16 Jul 2010
Amidst all the hype about the failings of MBAs, greedy bankers and corporate executives, it’s tempting to point a finger at where they went to complete their undergraduate or post-graduate qualifications and say that’s where it all starts.
MBAs appeared to be a carte blanche for success. A learning programme from some of the leading business minds in the world, an assured network of highly motivated and exceptionally bright peers from around the world combined with case studies from alumni that will make you giddy; who wouldn’t be tempted?
The problem is that they often left managers in a bubble, reinforcing dangerous assumptions about how the world works and how to lead change within it. As we move on from such a wide acceptance of MBAs as a solution, what alternatives are we offered?
It hasn’t taken long for theories of adaptive, wicked and complex problems to be put forward as the new Holy Grail. While these provide great descriptions of what business strategist Peter Senge would call “Systemic Problems”, they don’t provide any great insights into how to prepare leaders to be able to deal with them. So what is missing in executive education?
At the heart of leadership is a widely recognised need for self-awareness and much improved inter and intra-personal skills. It’s no surprise to me that research consistently finds that the greatest participant learning comes from the diversity of their course group.
What leaders need to know
Across Europe cuts to the public sector have been well publicised. For the private sector the fog from the recession has only just started to lift, and for leaders in both sectors it will mean finding more innovative and efficient ways of operating. Partnerships will need to be leveraged; teams will need to work more collaboratively rather than in silos; doing more with less will be the modus operandi.
In the current climate being able to communicate effectively with stakeholders, to harness the energy of teams to work against the odds with other teams they share little with in terms of historical common ground, is of increasing importance. Leaders will need to build coalitions across complicated and geographically dispersed groups of stakeholders. The commentary from the World Economic Forum in Davos this year sent a message of the shift of world power to economies in Asia, Latin America and the Middle East, so the ability to work across cultures has never been more important.
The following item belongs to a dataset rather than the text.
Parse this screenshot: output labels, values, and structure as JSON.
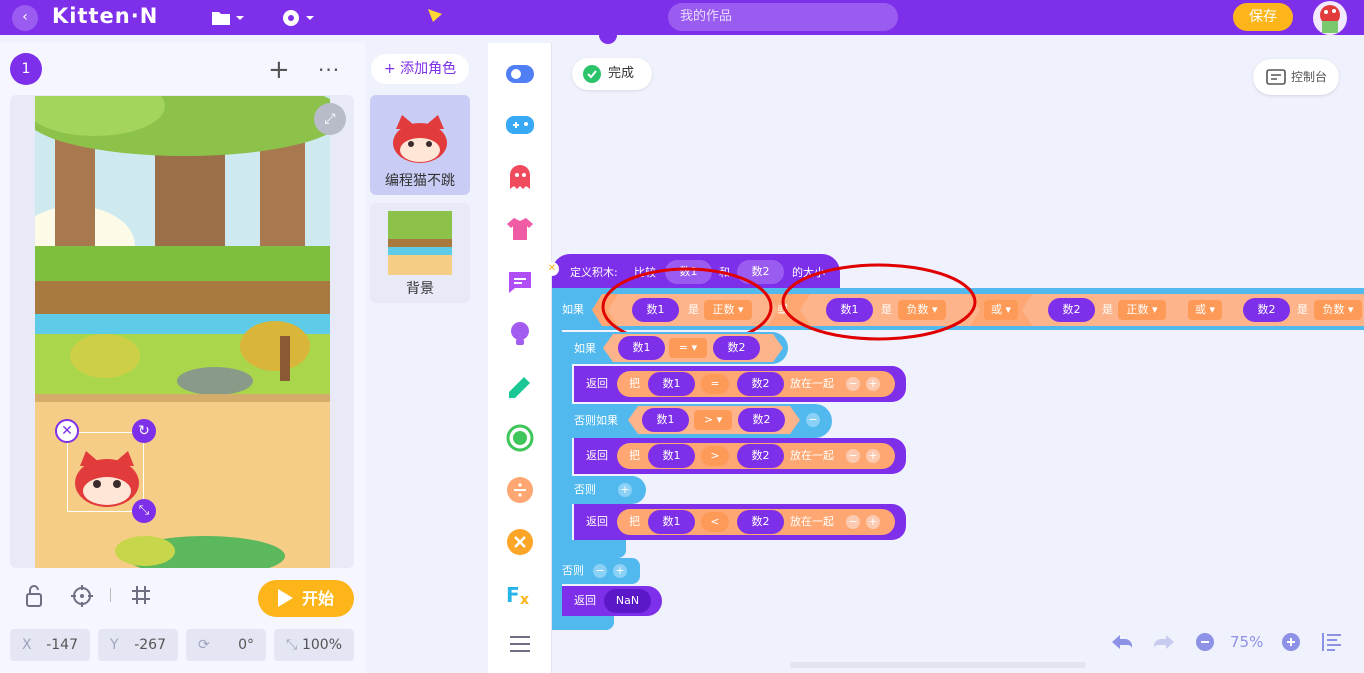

This not only means understanding cultural idiosyncrasies and context, but working on a different timeline and being innovative with the use of digital communication and that all-powerful tool of communication, the telephone, to develop relationships and keep the wheels turning.
Eventually we all need to step outside of our team or department where our position makes us the boss. Problems will arise that cross into our department from somewhere else or that we can no longer make progress on without working with others. While leaders need both tutorial and experiential based education, it is the latter that prepares them to deal with complex change, not the former.
Leaders need to be confronted with real life situations that shake them up, get them thinking differently and force them to work with peers they may consider less able, less successful or simply not relevant to them because they come from another organisation or have a different professional background.
Learning how to lead
It’s common for senior executives to reach a moment of clarity when they realise their learning is more about themselves, and how they relate to others, than about having a perfect grasp of a leadership theory. The issue is they may not have had the opportunity to step back and consider what their experience means for their leadership.
Having worked in experiential education for over twenty years, and with senior executives for the last six, this comes as a constant surprise to me. My opinion is reinforced by the CEOs and senior executives I meet, who readily agree with the need for more than education about what leadership is. They have had to learn from experience – the hard way – and now understand the value for their staff to do the same, but at an earlier stage.
When this works people come alive. They approach complex management challenges, crisis and new projects in completely new ways. They consider multiple facets of their decisions and look for leadership to make change happen in the most unlikely places – in different departments, from junior members of staff, or from community leaders in faraway lands. My most recent experience of alternative routes for facilitating this leadership development involves a concentrated two day workshop where real life case studies set in a city are explored through role play that put business, government, media, agencies, social enterprise, community groups and investors in the picture.
Leadership emerges from the most unlikely individuals and groups. We aren’t the only organisation experimenting with using community based experiences in executive education. Many FTSE 100 companies are working with us and others to harness this as more than just an opportunity for volunteering hours to be achieved.
Traditionally the poor cousin to this style of leadership development has been teleconference based learning.
However, if your positioning is that of an environmentally conscious organisation that scrutinises travel, or if your budget is tight for development yet you need a refresh or a clearer view of wider context, is it not an option to consider?
As with all these things success won’t come from presenting a clear leadership model, slick PowerPoint, or a discussion around leadership traits. It’s instead an open and honest conversation about people, the problems they are facing and the environment they are operating in. It allows us to peer into someone else’s organisation to see the complexity and to consider afresh how we are dealing with our own.
New approaches to executive education must be prepared to break with traditional formats and, more importantly, to be daring enough to recognise that leadership development must be about people, their experiences and the reality of the environments they are facing, not only about models and qualifications.
Whatever approach we take, the one suggestion I cannot fathom is shelving the development of leaders when the world is crying out for people to stand up and make a difference. It calls for courage, collaborative working and the ability to gain and use knowledge in real time. Some of that can be learned in a classroom, but without learning how to lead it may only reinforce your existing view of the world.